→ **Task goal**: Determine how many lines of the entries include the word "value", and report that number with no further text.

::::::

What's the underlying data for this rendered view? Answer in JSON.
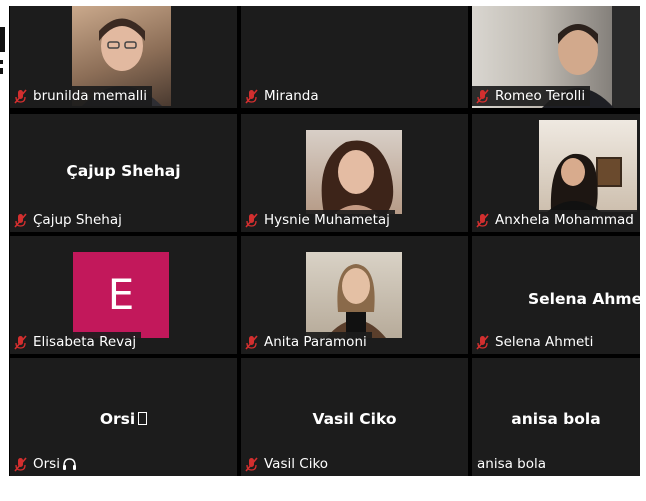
{
  "participants": [
    {
      "id": "brunilda",
      "label": "brunilda memalli",
      "muted": true,
      "display": "video"
    },
    {
      "id": "miranda",
      "label": "Miranda",
      "muted": true,
      "display": "blank"
    },
    {
      "id": "romeo",
      "label": "Romeo Terolli",
      "muted": true,
      "display": "video"
    },
    {
      "id": "cajup",
      "label": "Çajup Shehaj",
      "muted": true,
      "display": "name",
      "center_name": "Çajup Shehaj"
    },
    {
      "id": "hysnie",
      "label": "Hysnie Muhametaj",
      "muted": true,
      "display": "video"
    },
    {
      "id": "anxhela",
      "label": "Anxhela Mohammad",
      "muted": true,
      "display": "video"
    },
    {
      "id": "elisabeta",
      "label": "Elisabeta Revaj",
      "muted": true,
      "display": "avatar",
      "avatar_letter": "E",
      "avatar_color": "#c2185b"
    },
    {
      "id": "anita",
      "label": "Anita Paramoni",
      "muted": true,
      "display": "video"
    },
    {
      "id": "selena",
      "label": "Selena Ahmeti",
      "muted": true,
      "display": "name",
      "center_name": "Selena Ahmeti"
    },
    {
      "id": "orsi",
      "label": "Orsi",
      "muted": true,
      "display": "name",
      "center_name": "Orsi"
    },
    {
      "id": "vasil",
      "label": "Vasil Ciko",
      "muted": true,
      "display": "name",
      "center_name": "Vasil Ciko"
    },
    {
      "id": "anisa",
      "label": "anisa bola",
      "muted": false,
      "display": "name",
      "center_name": "anisa bola"
    }
  ],
  "colors": {
    "grid_bg": "#000000",
    "tile_bg": "#1c1c1c",
    "mute_icon": "#d32f2f",
    "text": "#ffffff"
  },
  "icons": {
    "mute": "microphone-muted-icon",
    "orsi_tag": "headset-icon"
  }
}
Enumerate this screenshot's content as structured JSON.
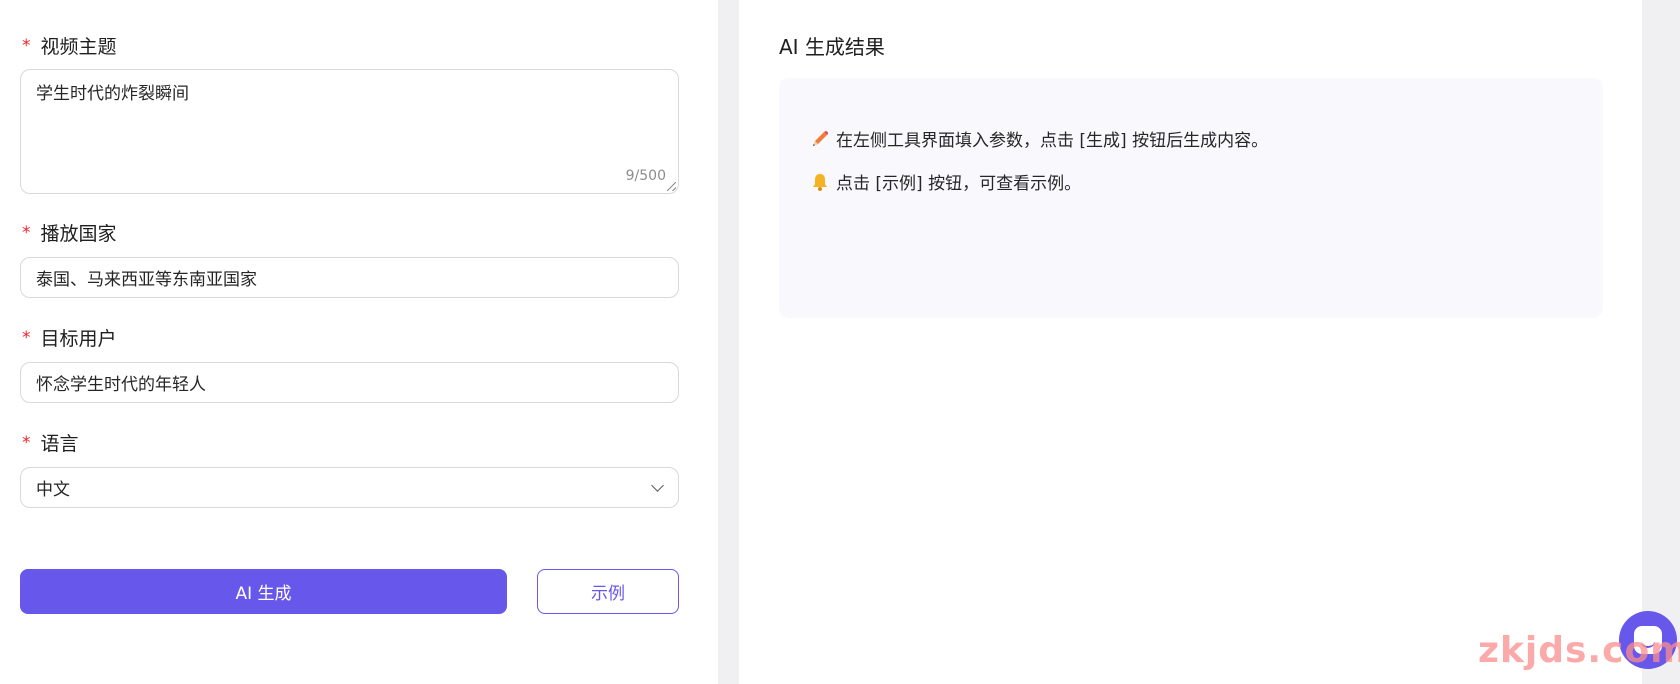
{
  "form": {
    "required_mark": "*",
    "topic": {
      "label": "视频主题",
      "value": "学生时代的炸裂瞬间",
      "counter": "9/500"
    },
    "country": {
      "label": "播放国家",
      "value": "泰国、马来西亚等东南亚国家"
    },
    "audience": {
      "label": "目标用户",
      "value": "怀念学生时代的年轻人"
    },
    "language": {
      "label": "语言",
      "value": "中文"
    },
    "generate_label": "AI 生成",
    "example_label": "示例"
  },
  "result": {
    "title": "AI 生成结果",
    "hints": [
      {
        "icon": "pencil-icon",
        "text": "在左侧工具界面填入参数，点击 [生成] 按钮后生成内容。"
      },
      {
        "icon": "bell-icon",
        "text": "点击 [示例] 按钮，可查看示例。"
      }
    ]
  },
  "watermark": "zkjds.com",
  "colors": {
    "accent": "#6757eb",
    "required": "#f5222d"
  }
}
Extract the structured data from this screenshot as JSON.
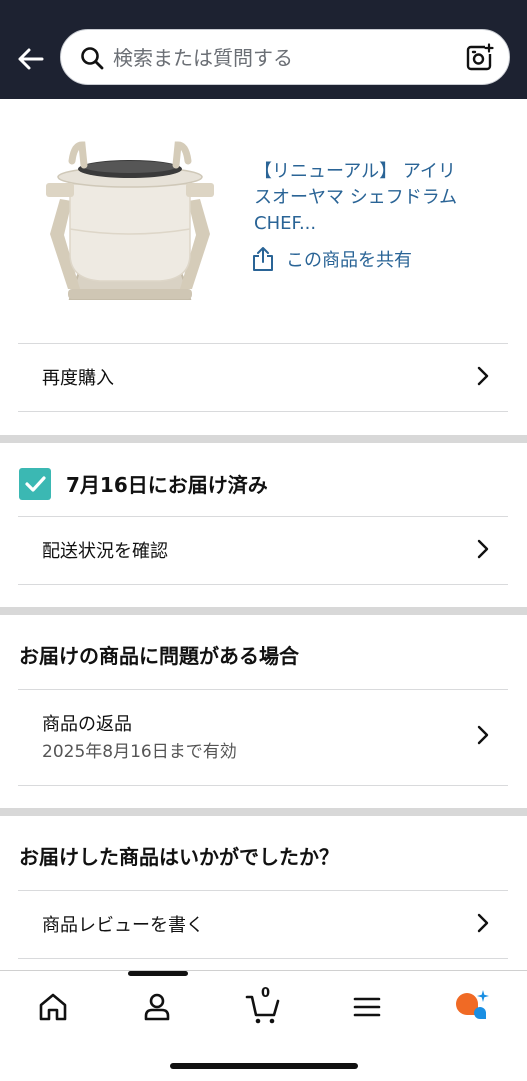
{
  "search": {
    "placeholder": "検索または質問する"
  },
  "product": {
    "title_line1": "【リニューアル】 アイリ",
    "title_line2": "スオーヤマ シェフドラム",
    "title_line3": "CHEF...",
    "share_label": "この商品を共有"
  },
  "rebuy": {
    "label": "再度購入"
  },
  "delivery": {
    "status": "7月16日にお届け済み",
    "track_label": "配送状況を確認"
  },
  "problem": {
    "heading": "お届けの商品に問題がある場合",
    "return_label": "商品の返品",
    "return_deadline": "2025年8月16日まで有効"
  },
  "review": {
    "heading": "お届けした商品はいかがでしたか？",
    "write_label": "商品レビューを書く"
  },
  "nav": {
    "cart_count": "0"
  },
  "colors": {
    "header_bg": "#1d2231",
    "link": "#2a6496",
    "check": "#3bb8b3",
    "ai_orange": "#f06a25",
    "ai_blue": "#1a8fe3"
  }
}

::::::

→ **Answer below**: 4